I also need to give credit to Tony Jones for getting me thinking about this issue. He goes so far as to argue that affiliating with a particular party is equivalent to giving to Caesar way more than is Caesar's, and getting "in bed" with Caesar in a way that Jesus wouldn't - and that states that require one to affiliate in order to vote in primaries are being anti-Christian in that regard. So yay for the Commonwealth for not being anti-Christian. (But for the record, I'm not doing this just because I'm a part of a 10-point Jonesist emerging church.) ;-)
UPDATE: Huh, turns out I'm even dumber than I thought I was. There is simply no question about party affiliation on the Viriginia voter registration form. I just assumed my affiliation carried over somehow from New York and Maryland, which both have closed primaries. But no! Apparently I'm already independent, 'cause Virginia just doesn't give a crap about this. Yay, Virginia!
05 February 2008
Quite a Tuesday, isn't it?
Re: teh Super: My hope is not in Caesar, but government is what it is, and I'd rather have someone hopeful and inspiring and relatively authentic in the top US Caesar job than the other kind.
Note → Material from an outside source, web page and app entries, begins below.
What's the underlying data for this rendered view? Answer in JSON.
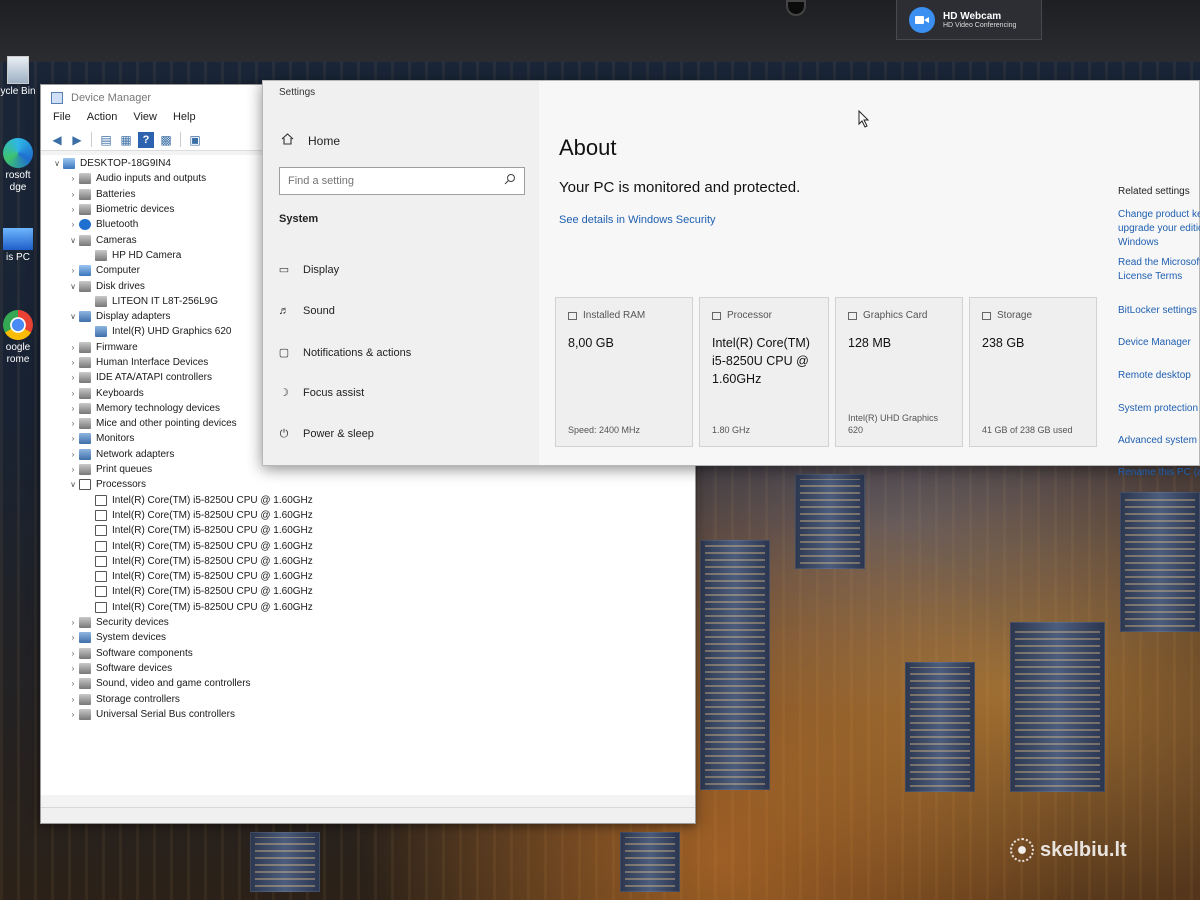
{
  "bezel": {
    "webcam_title": "HD Webcam",
    "webcam_subtitle": "HD Video Conferencing"
  },
  "desktop": {
    "icons": [
      {
        "label": "ycle Bin",
        "icon": "recycle-bin-icon"
      },
      {
        "label": "rosoft dge",
        "icon": "edge-icon"
      },
      {
        "label": "is PC",
        "icon": "this-pc-icon"
      },
      {
        "label": "oogle rome",
        "icon": "chrome-icon"
      }
    ],
    "watermark": "skelbiu.lt"
  },
  "device_manager": {
    "title": "Device Manager",
    "menu": [
      "File",
      "Action",
      "View",
      "Help"
    ],
    "tree": [
      {
        "label": "DESKTOP-18G9IN4",
        "level": 0,
        "expanded": true,
        "icon": "pc"
      },
      {
        "label": "Audio inputs and outputs",
        "level": 1,
        "expanded": false,
        "icon": "gray"
      },
      {
        "label": "Batteries",
        "level": 1,
        "expanded": false,
        "icon": "gray"
      },
      {
        "label": "Biometric devices",
        "level": 1,
        "expanded": false,
        "icon": "gray"
      },
      {
        "label": "Bluetooth",
        "level": 1,
        "expanded": false,
        "icon": "bt"
      },
      {
        "label": "Cameras",
        "level": 1,
        "expanded": true,
        "icon": "gray"
      },
      {
        "label": "HP HD Camera",
        "level": 2,
        "icon": "gray"
      },
      {
        "label": "Computer",
        "level": 1,
        "expanded": false,
        "icon": "pc"
      },
      {
        "label": "Disk drives",
        "level": 1,
        "expanded": true,
        "icon": "gray"
      },
      {
        "label": "LITEON IT L8T-256L9G",
        "level": 2,
        "icon": "gray"
      },
      {
        "label": "Display adapters",
        "level": 1,
        "expanded": true,
        "icon": "dev"
      },
      {
        "label": "Intel(R) UHD Graphics 620",
        "level": 2,
        "icon": "dev"
      },
      {
        "label": "Firmware",
        "level": 1,
        "expanded": false,
        "icon": "gray"
      },
      {
        "label": "Human Interface Devices",
        "level": 1,
        "expanded": false,
        "icon": "gray"
      },
      {
        "label": "IDE ATA/ATAPI controllers",
        "level": 1,
        "expanded": false,
        "icon": "gray"
      },
      {
        "label": "Keyboards",
        "level": 1,
        "expanded": false,
        "icon": "gray"
      },
      {
        "label": "Memory technology devices",
        "level": 1,
        "expanded": false,
        "icon": "gray"
      },
      {
        "label": "Mice and other pointing devices",
        "level": 1,
        "expanded": false,
        "icon": "gray"
      },
      {
        "label": "Monitors",
        "level": 1,
        "expanded": false,
        "icon": "dev"
      },
      {
        "label": "Network adapters",
        "level": 1,
        "expanded": false,
        "icon": "dev"
      },
      {
        "label": "Print queues",
        "level": 1,
        "expanded": false,
        "icon": "gray"
      },
      {
        "label": "Processors",
        "level": 1,
        "expanded": true,
        "icon": "cpu"
      },
      {
        "label": "Intel(R) Core(TM) i5-8250U CPU @ 1.60GHz",
        "level": 2,
        "icon": "cpu"
      },
      {
        "label": "Intel(R) Core(TM) i5-8250U CPU @ 1.60GHz",
        "level": 2,
        "icon": "cpu"
      },
      {
        "label": "Intel(R) Core(TM) i5-8250U CPU @ 1.60GHz",
        "level": 2,
        "icon": "cpu"
      },
      {
        "label": "Intel(R) Core(TM) i5-8250U CPU @ 1.60GHz",
        "level": 2,
        "icon": "cpu"
      },
      {
        "label": "Intel(R) Core(TM) i5-8250U CPU @ 1.60GHz",
        "level": 2,
        "icon": "cpu"
      },
      {
        "label": "Intel(R) Core(TM) i5-8250U CPU @ 1.60GHz",
        "level": 2,
        "icon": "cpu"
      },
      {
        "label": "Intel(R) Core(TM) i5-8250U CPU @ 1.60GHz",
        "level": 2,
        "icon": "cpu"
      },
      {
        "label": "Intel(R) Core(TM) i5-8250U CPU @ 1.60GHz",
        "level": 2,
        "icon": "cpu"
      },
      {
        "label": "Security devices",
        "level": 1,
        "expanded": false,
        "icon": "gray"
      },
      {
        "label": "System devices",
        "level": 1,
        "expanded": false,
        "icon": "dev"
      },
      {
        "label": "Software components",
        "level": 1,
        "expanded": false,
        "icon": "gray"
      },
      {
        "label": "Software devices",
        "level": 1,
        "expanded": false,
        "icon": "gray"
      },
      {
        "label": "Sound, video and game controllers",
        "level": 1,
        "expanded": false,
        "icon": "gray"
      },
      {
        "label": "Storage controllers",
        "level": 1,
        "expanded": false,
        "icon": "gray"
      },
      {
        "label": "Universal Serial Bus controllers",
        "level": 1,
        "expanded": false,
        "icon": "gray"
      }
    ]
  },
  "settings": {
    "window_title": "Settings",
    "nav": {
      "home": "Home",
      "search_placeholder": "Find a setting",
      "section": "System",
      "items": [
        {
          "label": "Display",
          "icon": "display-icon"
        },
        {
          "label": "Sound",
          "icon": "sound-icon"
        },
        {
          "label": "Notifications & actions",
          "icon": "notifications-icon"
        },
        {
          "label": "Focus assist",
          "icon": "focus-assist-icon"
        },
        {
          "label": "Power & sleep",
          "icon": "power-icon"
        }
      ]
    },
    "about": {
      "title": "About",
      "status": "Your PC is monitored and protected.",
      "security_link": "See details in Windows Security",
      "cards": [
        {
          "label": "Installed RAM",
          "value": "8,00 GB",
          "footer": "Speed: 2400 MHz"
        },
        {
          "label": "Processor",
          "value": "Intel(R) Core(TM) i5-8250U CPU @ 1.60GHz",
          "footer": "1.80 GHz"
        },
        {
          "label": "Graphics Card",
          "value": "128 MB",
          "footer": "Intel(R) UHD Graphics 620"
        },
        {
          "label": "Storage",
          "value": "238 GB",
          "footer": "41 GB of 238 GB used"
        }
      ]
    },
    "related": {
      "heading": "Related settings",
      "links": [
        "Change product key or upgrade your edition of Windows",
        "Read the Microsoft Software License Terms",
        "BitLocker settings",
        "Device Manager",
        "Remote desktop",
        "System protection",
        "Advanced system settings",
        "Rename this PC (advanced)"
      ]
    }
  }
}
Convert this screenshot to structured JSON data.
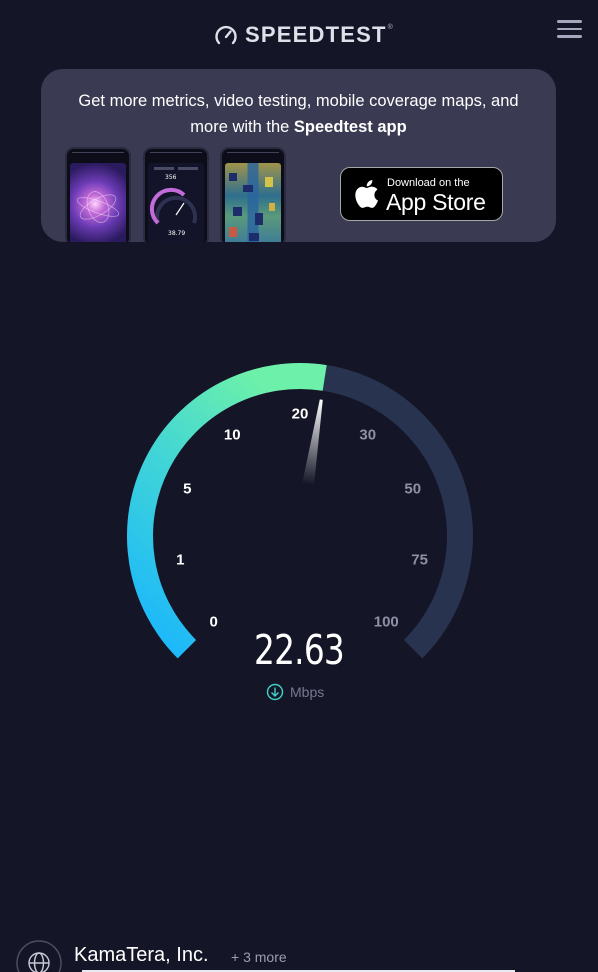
{
  "header": {
    "logo_text": "SPEEDTEST",
    "logo_tm": "®",
    "menu_icon": "hamburger-menu-icon"
  },
  "banner": {
    "text_line1": "Get more metrics, video testing, mobile coverage maps, and",
    "text_line2_prefix": "more with the ",
    "text_line2_bold": "Speedtest app",
    "app_store_small": "Download on the",
    "app_store_big": "App Store"
  },
  "gauge": {
    "scale_labels": [
      "0",
      "1",
      "5",
      "10",
      "20",
      "30",
      "50",
      "75",
      "100"
    ],
    "current_value": 22.63,
    "current_value_text": "22.63",
    "unit": "Mbps",
    "colors": {
      "progress_start": "#1bb6ff",
      "progress_end": "#5de8b0",
      "track": "#28344f",
      "background": "#141526"
    }
  },
  "provider": {
    "name": "KamaTera, Inc.",
    "more": "+ 3 more"
  }
}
So alls y'all Super Tuesday voters: vote Obama! (Or, if you're voting on the GOP side, vote McCain!)
Re: teh Fat: No parties planned, though it is one of those days when it's kinda exciting to work for a major media company, so maybe things will get a bit fat around here as we wait for the results to roll in.
Re: teh Shrove: I likes me some pancakes. Probably won't have any, though. Lent begins tomorrow, and I have reason to believe it's going to be a time of trial for my family and me. My Dad is suddenly and inexplicably and alarmingly ill, with symptoms that indicate something brain- and/or nervous-system-related. If you pray, and you don't mind putting in a good word for my Dad and Mom and my family, I'd be grateful.
03 February 2008
It's been said that the Church is meant to be a foretaste of the kingdom of God.
In a manner that I imagine to be vaguely analogous, today is like a foretaste of spring in Northern Virginia.
Sadly, I'm afraid that the Church is rarely so lovely.
Thankfully, God doesn't depend on the Church to create loveliness.
I'm going back outside.
P.S., Our worship gathering this morning, indoors though it was, was quite lovely, though. Didn't want to imply otherwise. :-)